**Exercise goal**
Every entry below is to be copied exactly, with nothing left out.

**Excerpted records**
########################################
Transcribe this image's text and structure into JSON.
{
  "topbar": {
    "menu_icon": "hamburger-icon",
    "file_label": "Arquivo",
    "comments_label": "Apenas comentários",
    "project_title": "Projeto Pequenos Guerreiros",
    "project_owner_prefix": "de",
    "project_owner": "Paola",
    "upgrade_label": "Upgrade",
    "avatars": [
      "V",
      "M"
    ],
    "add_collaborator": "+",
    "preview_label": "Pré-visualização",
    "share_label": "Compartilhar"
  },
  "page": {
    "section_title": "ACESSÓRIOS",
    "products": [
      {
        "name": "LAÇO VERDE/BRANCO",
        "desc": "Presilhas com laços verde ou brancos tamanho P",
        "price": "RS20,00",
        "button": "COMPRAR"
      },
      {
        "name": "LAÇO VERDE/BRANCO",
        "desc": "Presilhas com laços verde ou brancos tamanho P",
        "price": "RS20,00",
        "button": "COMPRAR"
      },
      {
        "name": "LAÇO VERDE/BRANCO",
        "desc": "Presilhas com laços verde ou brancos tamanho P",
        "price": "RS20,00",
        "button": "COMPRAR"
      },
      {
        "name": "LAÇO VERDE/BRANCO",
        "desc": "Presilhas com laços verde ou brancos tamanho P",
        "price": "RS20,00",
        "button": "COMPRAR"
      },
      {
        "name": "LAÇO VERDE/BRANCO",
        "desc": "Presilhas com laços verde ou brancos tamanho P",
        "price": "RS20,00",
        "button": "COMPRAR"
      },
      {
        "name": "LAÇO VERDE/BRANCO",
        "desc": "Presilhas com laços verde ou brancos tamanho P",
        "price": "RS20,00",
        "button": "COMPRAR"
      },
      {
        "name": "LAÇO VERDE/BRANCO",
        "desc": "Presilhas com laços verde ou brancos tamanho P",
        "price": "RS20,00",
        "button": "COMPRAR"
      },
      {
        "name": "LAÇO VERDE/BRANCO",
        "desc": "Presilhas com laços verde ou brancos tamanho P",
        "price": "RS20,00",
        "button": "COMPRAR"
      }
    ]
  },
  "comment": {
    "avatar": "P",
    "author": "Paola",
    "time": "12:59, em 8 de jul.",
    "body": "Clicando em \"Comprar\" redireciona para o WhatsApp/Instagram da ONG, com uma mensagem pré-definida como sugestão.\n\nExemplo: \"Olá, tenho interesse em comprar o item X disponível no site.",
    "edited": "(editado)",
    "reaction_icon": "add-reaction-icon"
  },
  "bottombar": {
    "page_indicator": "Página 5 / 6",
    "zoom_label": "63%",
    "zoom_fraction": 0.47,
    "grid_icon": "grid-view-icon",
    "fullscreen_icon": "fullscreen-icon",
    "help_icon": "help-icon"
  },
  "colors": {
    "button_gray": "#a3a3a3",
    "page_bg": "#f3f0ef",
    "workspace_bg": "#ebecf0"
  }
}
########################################
**Response area**
Transcribe this image's text and structure into JSON.
{
  "topbar": {
    "menu_icon": "hamburger-icon",
    "file_label": "Arquivo",
    "comments_label": "Apenas comentários",
    "project_title": "Projeto Pequenos Guerreiros",
    "project_owner_prefix": "de",
    "project_owner": "Paola",
    "upgrade_label": "Upgrade",
    "avatars": [
      "V",
      "M"
    ],
    "add_collaborator": "+",
    "preview_label": "Pré-visualização",
    "share_label": "Compartilhar"
  },
  "page": {
    "section_title": "ACESSÓRIOS",
    "products": [
      {
        "name": "LAÇO VERDE/BRANCO",
        "desc": "Presilhas com laços verde ou brancos tamanho P",
        "price": "RS20,00",
        "button": "COMPRAR"
      },
      {
        "name": "LAÇO VERDE/BRANCO",
        "desc": "Presilhas com laços verde ou brancos tamanho P",
        "price": "RS20,00",
        "button": "COMPRAR"
      },
      {
        "name": "LAÇO VERDE/BRANCO",
        "desc": "Presilhas com laços verde ou brancos tamanho P",
        "price": "RS20,00",
        "button": "COMPRAR"
      },
      {
        "name": "LAÇO VERDE/BRANCO",
        "desc": "Presilhas com laços verde ou brancos tamanho P",
        "price": "RS20,00",
        "button": "COMPRAR"
      },
      {
        "name": "LAÇO VERDE/BRANCO",
        "desc": "Presilhas com laços verde ou brancos tamanho P",
        "price": "RS20,00",
        "button": "COMPRAR"
      },
      {
        "name": "LAÇO VERDE/BRANCO",
        "desc": "Presilhas com laços verde ou brancos tamanho P",
        "price": "RS20,00",
        "button": "COMPRAR"
      },
      {
        "name": "LAÇO VERDE/BRANCO",
        "desc": "Presilhas com laços verde ou brancos tamanho P",
        "price": "RS20,00",
        "button": "COMPRAR"
      },
      {
        "name": "LAÇO VERDE/BRANCO",
        "desc": "Presilhas com laços verde ou brancos tamanho P",
        "price": "RS20,00",
        "button": "COMPRAR"
      }
    ]
  },
  "comment": {
    "avatar": "P",
    "author": "Paola",
    "time": "12:59, em 8 de jul.",
    "body": "Clicando em \"Comprar\" redireciona para o WhatsApp/Instagram da ONG, com uma mensagem pré-definida como sugestão.\n\nExemplo: \"Olá, tenho interesse em comprar o item X disponível no site.",
    "edited": "(editado)",
    "reaction_icon": "add-reaction-icon"
  },
  "bottombar": {
    "page_indicator": "Página 5 / 6",
    "zoom_label": "63%",
    "zoom_fraction": 0.47,
    "grid_icon": "grid-view-icon",
    "fullscreen_icon": "fullscreen-icon",
    "help_icon": "help-icon"
  },
  "colors": {
    "button_gray": "#a3a3a3",
    "page_bg": "#f3f0ef",
    "workspace_bg": "#ebecf0"
  }
}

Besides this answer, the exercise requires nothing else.